Wow. I rule.

Thursday, December 02, 2004

This week, the Peter Principle has me pounding my forehead against the walls in frustration.

The local council asks me to deliver a training seminar to all the first year teachers in the area. They will not pay me for delivery, on the principle that I am already paid for teaching during those hours (although I'm not), but will allow me to charge money for the time spent preparing.
Hence, one over prepares, of course.

Today, three hours before the seminar was due to begin, I was summarily informed that the school's supply requirements are substantial today, and I could not be allowed offsite cover to go to the seminar.

"You do understand that I'm not attending the seminar, don't you? That I'm delivering it?"


"Why is the cover requirement so heavy today?"

All the first year teachers are out on a training seminar this afternoon, so there's no-one to cover your lessons.

"And who do you think is going to train them?"

In order to be paid for the fourteen hours of work I've already put into preparing this seminar (thankfully run as a self-directed unit), I have to rush to a neighbouring school, leave equipment and instructions out on the desk, and hope staff take any notice of them, and rush back here to teach.

While simultaneously hoping these staff from schools all across the borough don't notice what school has shot itself in the foot quite so publicly.

Students I expect to find priorities difficult to grasp, to make mistakes in how they frame a request or demand, to err on the side of short termism in their planning. Adults are more difficult to forgive.

Wednesday, December 01, 2004

As I sit, leafing through local newspapers, looking for examples of ridiculously over the top bias to present to a seminar of training teachers tomorrow, I hear a voice pipe up behind me: "hello miss!"
Adrian, a generally good humouredly naughty tearaway from school is hitting the store's Easy Internet screens, looking for gaming cheats. I say hi, and turn back to my skimming.
"Miss, are you our teacher, now?"
Beg pardon?
"We're not at school, so are you our teacher?"
I'm a little confused by the question, frankly.
"If we start doing something bad, if we start swearing, will you tell us off?"

I begin to wonder if this is something like a DJ doing requests. Is he asking me to reprimand him? For what?

I inform Adrian that once he's no longer in school uniform, he's a private citizen, as am I, and as such, I have little compunction to tell him off for any reason.

A beat.

If, however, he were to bring the name of my school, or himself into disrepute by committing any disreputable, illegal or embarrassing act, then - as a private individual - I would be quite prepared to tell him off.
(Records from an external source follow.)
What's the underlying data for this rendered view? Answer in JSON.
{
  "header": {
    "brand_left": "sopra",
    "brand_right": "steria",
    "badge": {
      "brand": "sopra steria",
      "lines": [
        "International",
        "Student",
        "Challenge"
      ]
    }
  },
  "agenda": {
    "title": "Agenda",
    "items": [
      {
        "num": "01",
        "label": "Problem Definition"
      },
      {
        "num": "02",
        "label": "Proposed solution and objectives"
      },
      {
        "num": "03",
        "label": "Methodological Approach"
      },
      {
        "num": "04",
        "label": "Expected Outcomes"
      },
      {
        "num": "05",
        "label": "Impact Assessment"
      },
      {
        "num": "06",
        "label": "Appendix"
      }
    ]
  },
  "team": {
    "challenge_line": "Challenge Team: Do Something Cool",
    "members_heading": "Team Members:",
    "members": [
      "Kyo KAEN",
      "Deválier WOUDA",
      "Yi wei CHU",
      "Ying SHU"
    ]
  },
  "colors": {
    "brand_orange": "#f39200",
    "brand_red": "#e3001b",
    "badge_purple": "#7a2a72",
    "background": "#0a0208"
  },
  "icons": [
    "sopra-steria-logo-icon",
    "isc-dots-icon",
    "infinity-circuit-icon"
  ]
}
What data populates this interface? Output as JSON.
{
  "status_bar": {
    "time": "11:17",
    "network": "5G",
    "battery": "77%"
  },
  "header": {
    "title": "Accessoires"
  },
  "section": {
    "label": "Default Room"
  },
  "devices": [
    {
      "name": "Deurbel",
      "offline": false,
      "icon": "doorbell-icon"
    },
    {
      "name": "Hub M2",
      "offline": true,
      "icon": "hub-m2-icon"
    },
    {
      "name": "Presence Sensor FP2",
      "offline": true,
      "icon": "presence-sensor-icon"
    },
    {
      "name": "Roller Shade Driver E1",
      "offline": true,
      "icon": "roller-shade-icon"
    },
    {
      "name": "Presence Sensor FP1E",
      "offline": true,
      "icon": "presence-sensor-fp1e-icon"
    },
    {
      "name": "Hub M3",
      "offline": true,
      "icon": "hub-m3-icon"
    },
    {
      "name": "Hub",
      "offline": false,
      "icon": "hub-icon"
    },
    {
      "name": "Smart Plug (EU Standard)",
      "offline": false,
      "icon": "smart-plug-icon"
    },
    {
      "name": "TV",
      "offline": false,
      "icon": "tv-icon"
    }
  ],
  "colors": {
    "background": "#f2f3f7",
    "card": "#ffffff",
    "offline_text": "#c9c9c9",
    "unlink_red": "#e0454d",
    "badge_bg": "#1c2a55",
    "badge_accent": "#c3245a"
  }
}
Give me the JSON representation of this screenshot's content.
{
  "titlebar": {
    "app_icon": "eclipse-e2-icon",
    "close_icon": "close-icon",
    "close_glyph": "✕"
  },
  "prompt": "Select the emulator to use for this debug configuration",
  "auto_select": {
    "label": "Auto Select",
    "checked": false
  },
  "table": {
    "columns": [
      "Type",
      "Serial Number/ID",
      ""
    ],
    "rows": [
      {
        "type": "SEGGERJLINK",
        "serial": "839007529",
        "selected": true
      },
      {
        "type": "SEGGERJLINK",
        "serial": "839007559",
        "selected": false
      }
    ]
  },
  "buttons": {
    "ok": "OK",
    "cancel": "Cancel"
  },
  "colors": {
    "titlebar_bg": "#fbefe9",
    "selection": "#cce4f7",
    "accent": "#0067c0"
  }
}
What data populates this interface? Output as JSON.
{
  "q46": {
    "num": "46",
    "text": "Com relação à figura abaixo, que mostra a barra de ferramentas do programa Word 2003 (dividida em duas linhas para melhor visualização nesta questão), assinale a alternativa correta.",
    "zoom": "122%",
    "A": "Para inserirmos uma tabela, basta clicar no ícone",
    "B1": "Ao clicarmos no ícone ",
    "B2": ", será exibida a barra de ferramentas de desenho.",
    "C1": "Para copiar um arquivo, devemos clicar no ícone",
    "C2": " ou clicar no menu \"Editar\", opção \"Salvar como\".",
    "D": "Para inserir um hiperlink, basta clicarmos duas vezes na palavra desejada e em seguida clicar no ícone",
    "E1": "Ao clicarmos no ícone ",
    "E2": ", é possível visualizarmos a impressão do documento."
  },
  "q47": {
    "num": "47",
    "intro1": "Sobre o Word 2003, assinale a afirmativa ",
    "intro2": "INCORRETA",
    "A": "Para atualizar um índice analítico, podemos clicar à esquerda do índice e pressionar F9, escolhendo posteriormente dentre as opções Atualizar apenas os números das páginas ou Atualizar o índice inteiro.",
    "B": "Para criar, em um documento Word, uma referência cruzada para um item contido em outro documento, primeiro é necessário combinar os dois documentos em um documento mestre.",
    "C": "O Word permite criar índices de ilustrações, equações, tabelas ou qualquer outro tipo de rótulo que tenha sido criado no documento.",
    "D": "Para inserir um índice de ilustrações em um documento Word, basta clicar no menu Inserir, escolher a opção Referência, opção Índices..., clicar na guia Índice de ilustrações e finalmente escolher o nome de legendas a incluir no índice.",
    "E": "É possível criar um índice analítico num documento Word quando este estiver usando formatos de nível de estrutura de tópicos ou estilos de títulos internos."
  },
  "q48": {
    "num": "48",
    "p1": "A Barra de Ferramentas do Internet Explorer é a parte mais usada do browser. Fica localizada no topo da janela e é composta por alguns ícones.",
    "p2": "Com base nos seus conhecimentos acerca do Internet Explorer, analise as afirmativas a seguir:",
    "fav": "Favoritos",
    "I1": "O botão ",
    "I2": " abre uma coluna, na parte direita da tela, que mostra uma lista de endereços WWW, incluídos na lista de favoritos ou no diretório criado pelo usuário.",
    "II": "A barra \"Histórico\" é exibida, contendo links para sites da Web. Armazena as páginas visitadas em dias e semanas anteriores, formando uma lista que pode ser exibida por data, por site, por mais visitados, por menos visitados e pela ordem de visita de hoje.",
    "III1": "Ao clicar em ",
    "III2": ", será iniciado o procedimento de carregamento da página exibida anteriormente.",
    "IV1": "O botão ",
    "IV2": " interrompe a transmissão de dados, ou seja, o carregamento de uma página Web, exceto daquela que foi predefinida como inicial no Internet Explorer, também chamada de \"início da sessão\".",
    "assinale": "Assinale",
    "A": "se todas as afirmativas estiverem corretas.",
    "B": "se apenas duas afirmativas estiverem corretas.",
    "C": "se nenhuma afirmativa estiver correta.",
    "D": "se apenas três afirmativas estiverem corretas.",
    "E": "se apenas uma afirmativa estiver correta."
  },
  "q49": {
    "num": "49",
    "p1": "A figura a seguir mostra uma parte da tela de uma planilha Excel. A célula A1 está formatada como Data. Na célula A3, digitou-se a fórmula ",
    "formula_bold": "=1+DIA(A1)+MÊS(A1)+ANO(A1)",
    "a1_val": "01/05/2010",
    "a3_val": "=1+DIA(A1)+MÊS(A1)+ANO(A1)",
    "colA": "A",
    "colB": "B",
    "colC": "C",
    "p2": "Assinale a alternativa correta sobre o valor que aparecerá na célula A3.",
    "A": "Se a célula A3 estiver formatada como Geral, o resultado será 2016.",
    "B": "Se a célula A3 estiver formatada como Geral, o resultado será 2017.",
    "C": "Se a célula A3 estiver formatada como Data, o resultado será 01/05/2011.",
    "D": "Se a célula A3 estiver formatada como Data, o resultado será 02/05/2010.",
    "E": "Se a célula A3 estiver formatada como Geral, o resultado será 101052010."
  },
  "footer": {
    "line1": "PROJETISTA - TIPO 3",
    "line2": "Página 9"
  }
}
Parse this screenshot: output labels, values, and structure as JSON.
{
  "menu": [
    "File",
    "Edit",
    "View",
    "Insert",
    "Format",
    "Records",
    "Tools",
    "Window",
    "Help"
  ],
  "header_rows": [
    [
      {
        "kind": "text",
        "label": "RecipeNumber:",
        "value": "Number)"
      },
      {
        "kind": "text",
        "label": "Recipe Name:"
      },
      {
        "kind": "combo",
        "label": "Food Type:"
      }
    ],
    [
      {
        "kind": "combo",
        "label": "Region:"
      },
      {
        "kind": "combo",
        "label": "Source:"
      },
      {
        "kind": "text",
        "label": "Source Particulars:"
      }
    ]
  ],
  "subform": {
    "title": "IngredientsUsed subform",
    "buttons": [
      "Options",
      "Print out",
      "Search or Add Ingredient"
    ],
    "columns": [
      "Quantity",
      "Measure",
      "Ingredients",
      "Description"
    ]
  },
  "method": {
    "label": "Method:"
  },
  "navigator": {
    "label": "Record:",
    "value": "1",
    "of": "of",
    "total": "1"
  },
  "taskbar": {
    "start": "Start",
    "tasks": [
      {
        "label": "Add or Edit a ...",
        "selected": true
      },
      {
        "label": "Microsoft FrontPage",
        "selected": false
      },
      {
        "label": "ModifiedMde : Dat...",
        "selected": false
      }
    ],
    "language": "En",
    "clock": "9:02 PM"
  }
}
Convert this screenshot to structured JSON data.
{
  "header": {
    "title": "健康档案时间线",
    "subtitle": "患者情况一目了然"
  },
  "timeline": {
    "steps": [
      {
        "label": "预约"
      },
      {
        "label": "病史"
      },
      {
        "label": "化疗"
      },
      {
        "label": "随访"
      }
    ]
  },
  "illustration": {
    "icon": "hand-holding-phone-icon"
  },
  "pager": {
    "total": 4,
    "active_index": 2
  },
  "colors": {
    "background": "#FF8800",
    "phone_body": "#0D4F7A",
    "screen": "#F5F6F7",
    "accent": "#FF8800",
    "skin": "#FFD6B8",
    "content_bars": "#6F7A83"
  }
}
But he'd never do anything so disreputable as to start swearing in public, would he...?

"Of course not, miss."

Truce achieved.